Records from a data collection:
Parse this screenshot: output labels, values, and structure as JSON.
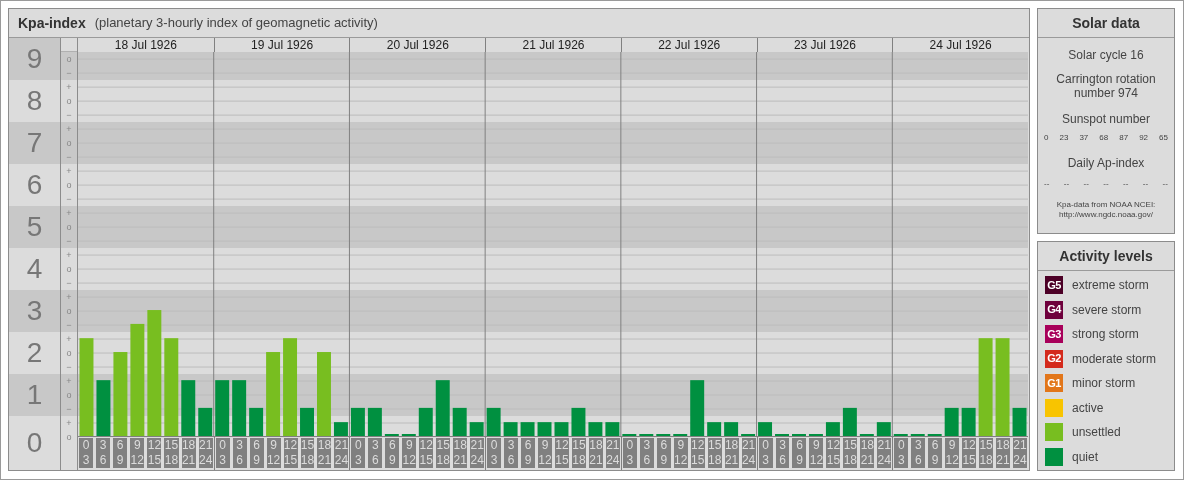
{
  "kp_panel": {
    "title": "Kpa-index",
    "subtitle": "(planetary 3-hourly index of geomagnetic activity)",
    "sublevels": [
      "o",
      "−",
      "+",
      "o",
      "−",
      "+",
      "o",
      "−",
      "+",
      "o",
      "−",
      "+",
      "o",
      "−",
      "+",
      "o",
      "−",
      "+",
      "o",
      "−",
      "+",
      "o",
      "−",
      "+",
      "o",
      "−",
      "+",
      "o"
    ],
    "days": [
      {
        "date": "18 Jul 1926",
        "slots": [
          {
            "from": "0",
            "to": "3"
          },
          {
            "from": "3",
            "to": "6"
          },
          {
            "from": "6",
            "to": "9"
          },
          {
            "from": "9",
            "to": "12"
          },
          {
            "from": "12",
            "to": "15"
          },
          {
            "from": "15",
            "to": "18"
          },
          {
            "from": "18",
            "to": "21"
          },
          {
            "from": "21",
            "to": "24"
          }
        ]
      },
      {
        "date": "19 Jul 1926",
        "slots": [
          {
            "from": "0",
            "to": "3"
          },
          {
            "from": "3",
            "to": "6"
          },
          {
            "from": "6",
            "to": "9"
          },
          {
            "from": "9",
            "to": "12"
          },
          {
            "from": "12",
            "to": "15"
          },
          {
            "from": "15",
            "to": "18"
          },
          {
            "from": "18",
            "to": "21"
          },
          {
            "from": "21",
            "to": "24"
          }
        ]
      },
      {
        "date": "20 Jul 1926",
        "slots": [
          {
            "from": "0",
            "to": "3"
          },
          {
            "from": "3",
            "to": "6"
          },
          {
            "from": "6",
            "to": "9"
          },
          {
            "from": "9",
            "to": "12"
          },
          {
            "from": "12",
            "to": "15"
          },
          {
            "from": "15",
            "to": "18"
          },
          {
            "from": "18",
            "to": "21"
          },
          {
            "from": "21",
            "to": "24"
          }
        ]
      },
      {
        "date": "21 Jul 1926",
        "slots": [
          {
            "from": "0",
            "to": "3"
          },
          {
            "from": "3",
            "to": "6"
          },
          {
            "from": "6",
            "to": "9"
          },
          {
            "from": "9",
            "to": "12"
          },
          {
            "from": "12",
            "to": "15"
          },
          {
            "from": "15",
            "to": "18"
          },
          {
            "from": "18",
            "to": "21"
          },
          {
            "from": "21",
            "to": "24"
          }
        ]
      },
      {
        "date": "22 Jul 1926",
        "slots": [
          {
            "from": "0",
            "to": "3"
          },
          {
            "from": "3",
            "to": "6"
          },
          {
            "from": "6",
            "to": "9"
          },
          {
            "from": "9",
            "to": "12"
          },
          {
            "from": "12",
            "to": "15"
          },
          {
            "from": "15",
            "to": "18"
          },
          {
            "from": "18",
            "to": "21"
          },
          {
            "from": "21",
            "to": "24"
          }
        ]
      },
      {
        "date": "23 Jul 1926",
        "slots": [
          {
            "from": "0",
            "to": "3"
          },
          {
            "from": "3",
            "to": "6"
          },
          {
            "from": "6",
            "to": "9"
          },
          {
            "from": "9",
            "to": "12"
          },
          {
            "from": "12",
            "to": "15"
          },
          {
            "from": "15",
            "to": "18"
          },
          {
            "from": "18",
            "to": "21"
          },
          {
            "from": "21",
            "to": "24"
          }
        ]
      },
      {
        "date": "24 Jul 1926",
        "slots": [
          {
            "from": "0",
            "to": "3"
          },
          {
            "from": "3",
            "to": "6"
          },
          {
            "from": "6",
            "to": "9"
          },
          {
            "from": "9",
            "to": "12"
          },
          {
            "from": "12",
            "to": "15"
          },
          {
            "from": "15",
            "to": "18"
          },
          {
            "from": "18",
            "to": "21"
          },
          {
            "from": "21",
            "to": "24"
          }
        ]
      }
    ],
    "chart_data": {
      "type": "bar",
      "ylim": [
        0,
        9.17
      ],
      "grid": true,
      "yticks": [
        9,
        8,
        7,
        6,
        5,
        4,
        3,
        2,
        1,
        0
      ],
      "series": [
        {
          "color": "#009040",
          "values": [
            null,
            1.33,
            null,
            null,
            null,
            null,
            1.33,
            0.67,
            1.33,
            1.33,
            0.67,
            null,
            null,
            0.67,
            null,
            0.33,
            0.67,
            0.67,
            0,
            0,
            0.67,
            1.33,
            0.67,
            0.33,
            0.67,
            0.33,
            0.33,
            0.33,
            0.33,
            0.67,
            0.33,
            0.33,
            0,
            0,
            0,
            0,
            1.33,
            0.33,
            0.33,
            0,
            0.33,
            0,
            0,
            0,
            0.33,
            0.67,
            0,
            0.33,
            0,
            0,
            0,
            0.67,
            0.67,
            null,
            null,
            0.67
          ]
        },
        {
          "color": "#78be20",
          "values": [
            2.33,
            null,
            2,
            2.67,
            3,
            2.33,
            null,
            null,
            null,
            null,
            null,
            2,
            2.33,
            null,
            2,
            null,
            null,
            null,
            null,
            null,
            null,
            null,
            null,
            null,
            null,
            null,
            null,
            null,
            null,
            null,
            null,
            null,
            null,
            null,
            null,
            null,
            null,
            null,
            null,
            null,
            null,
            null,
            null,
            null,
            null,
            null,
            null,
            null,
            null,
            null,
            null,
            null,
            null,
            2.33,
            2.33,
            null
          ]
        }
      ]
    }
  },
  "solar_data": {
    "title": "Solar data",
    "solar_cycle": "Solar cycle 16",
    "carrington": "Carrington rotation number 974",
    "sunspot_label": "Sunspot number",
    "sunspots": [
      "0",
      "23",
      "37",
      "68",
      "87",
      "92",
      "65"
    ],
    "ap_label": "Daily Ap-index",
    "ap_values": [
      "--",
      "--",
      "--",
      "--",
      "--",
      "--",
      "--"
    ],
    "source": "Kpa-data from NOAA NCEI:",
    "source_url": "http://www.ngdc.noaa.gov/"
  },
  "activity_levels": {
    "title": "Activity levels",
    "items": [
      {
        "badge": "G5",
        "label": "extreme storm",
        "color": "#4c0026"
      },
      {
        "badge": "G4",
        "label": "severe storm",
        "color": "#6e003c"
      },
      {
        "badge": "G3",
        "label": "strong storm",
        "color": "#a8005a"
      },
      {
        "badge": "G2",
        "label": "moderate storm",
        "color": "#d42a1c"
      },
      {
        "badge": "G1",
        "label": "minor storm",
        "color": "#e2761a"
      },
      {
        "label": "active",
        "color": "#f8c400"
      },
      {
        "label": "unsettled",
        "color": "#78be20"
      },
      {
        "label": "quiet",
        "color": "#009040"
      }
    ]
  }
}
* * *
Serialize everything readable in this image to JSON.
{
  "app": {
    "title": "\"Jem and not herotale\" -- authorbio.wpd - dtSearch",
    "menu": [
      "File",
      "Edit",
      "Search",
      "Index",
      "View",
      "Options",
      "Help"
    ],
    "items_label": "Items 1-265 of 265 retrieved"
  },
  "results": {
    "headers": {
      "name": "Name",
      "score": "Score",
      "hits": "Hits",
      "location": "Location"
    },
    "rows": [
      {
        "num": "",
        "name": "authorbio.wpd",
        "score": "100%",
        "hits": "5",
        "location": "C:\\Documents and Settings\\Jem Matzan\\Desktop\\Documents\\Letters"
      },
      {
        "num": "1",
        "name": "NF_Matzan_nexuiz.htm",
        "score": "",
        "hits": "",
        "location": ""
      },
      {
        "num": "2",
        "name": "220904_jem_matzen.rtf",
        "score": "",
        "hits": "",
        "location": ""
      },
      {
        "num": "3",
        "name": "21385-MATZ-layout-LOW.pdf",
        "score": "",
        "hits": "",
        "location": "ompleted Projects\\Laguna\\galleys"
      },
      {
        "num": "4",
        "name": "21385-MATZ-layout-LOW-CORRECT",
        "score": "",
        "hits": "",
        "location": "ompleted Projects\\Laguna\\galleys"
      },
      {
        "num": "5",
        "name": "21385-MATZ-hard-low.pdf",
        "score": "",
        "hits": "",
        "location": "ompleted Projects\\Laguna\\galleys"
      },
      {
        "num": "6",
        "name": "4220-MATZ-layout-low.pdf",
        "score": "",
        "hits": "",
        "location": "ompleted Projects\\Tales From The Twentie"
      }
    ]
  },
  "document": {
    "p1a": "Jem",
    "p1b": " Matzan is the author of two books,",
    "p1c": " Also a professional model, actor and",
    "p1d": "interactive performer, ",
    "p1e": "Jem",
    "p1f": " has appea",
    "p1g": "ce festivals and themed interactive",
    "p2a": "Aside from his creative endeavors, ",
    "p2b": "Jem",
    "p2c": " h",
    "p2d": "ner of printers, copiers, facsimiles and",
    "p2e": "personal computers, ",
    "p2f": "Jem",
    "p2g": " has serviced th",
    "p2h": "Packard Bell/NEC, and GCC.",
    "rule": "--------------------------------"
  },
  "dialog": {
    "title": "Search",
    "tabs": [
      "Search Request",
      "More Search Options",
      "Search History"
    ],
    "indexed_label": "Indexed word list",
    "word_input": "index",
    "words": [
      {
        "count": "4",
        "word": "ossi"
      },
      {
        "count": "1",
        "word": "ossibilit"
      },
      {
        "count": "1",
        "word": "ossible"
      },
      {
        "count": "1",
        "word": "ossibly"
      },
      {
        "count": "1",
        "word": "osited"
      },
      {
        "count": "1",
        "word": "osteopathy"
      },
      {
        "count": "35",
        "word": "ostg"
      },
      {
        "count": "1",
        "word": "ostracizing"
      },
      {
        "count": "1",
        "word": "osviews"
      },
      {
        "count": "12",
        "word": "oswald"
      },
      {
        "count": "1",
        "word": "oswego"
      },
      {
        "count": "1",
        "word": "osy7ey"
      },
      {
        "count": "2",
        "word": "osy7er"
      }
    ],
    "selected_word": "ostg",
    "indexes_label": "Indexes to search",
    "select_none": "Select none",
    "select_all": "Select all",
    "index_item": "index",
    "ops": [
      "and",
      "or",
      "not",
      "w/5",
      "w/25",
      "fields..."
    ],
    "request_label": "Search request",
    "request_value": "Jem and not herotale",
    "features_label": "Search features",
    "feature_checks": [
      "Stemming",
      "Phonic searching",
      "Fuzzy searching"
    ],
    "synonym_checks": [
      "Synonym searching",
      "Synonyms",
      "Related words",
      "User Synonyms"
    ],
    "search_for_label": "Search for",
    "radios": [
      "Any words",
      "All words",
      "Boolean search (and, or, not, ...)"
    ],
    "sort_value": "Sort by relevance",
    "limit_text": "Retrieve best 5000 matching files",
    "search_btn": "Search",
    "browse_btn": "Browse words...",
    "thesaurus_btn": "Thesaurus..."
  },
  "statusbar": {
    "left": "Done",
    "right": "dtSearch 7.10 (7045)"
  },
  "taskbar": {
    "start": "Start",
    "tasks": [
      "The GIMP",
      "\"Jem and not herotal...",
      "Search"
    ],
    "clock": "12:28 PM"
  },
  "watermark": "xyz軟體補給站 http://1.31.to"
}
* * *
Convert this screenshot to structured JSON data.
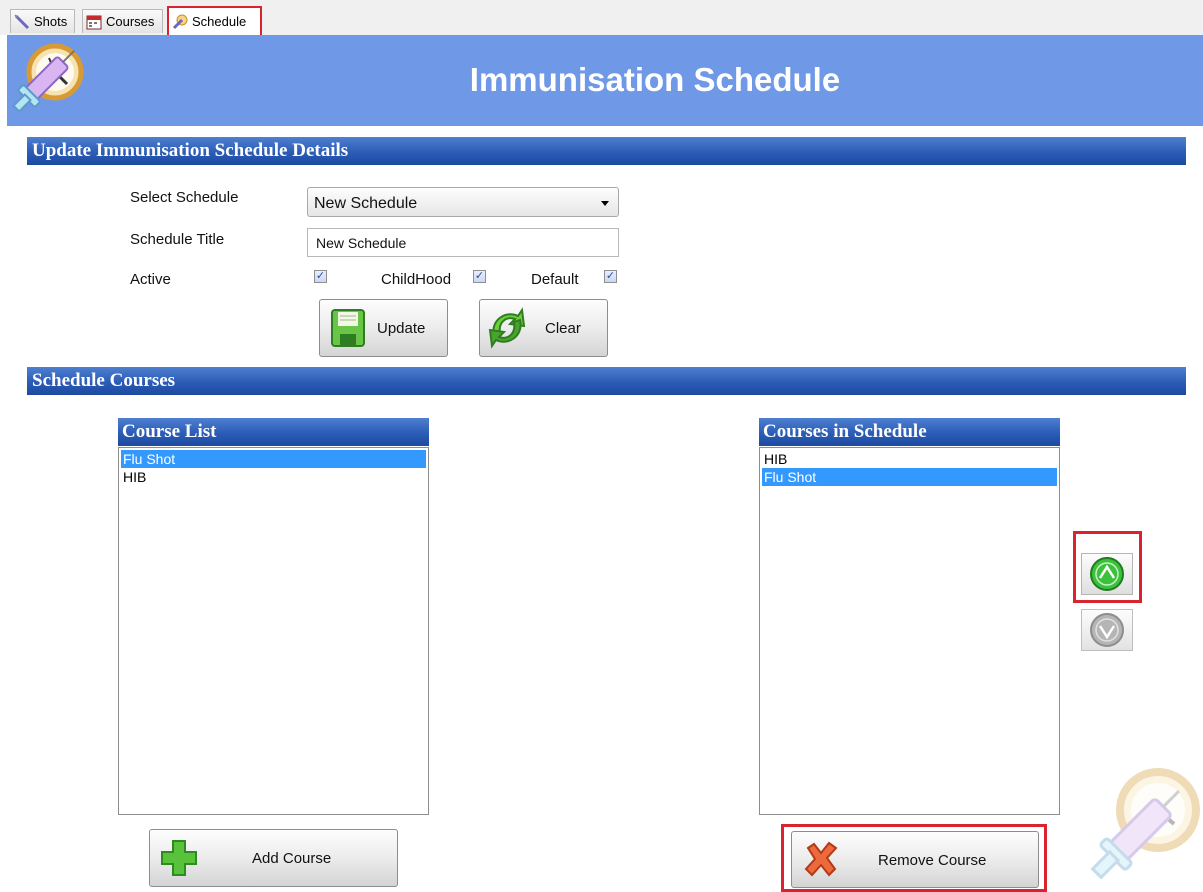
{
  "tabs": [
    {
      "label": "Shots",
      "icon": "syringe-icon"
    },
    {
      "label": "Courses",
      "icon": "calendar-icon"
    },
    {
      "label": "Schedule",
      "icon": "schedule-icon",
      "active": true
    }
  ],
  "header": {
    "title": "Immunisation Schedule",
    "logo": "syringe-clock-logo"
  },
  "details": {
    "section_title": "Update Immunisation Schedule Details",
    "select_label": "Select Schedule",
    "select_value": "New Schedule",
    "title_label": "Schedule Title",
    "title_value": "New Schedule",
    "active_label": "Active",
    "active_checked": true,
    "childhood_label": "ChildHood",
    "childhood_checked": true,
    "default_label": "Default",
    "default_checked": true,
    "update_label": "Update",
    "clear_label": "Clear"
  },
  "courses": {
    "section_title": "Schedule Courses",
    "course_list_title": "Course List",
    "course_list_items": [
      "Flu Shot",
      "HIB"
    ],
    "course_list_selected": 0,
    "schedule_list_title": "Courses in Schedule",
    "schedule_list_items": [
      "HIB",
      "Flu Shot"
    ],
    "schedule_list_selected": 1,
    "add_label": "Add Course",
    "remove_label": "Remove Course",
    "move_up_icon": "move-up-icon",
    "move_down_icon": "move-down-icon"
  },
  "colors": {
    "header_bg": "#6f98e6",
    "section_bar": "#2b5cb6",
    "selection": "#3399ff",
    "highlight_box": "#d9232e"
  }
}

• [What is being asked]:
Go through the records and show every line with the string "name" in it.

• [Solution to the exercise]:
      "name": "Name",
        "name": "authorbio.wpd",
        "name": "NF_Matzan_nexuiz.htm",
        "name": "220904_jem_matzen.rtf",
        "name": "21385-MATZ-layout-LOW.pdf",
        "name": "21385-MATZ-layout-LOW-CORRECT",
        "name": "21385-MATZ-hard-low.pdf",
        "name": "4220-MATZ-layout-low.pdf",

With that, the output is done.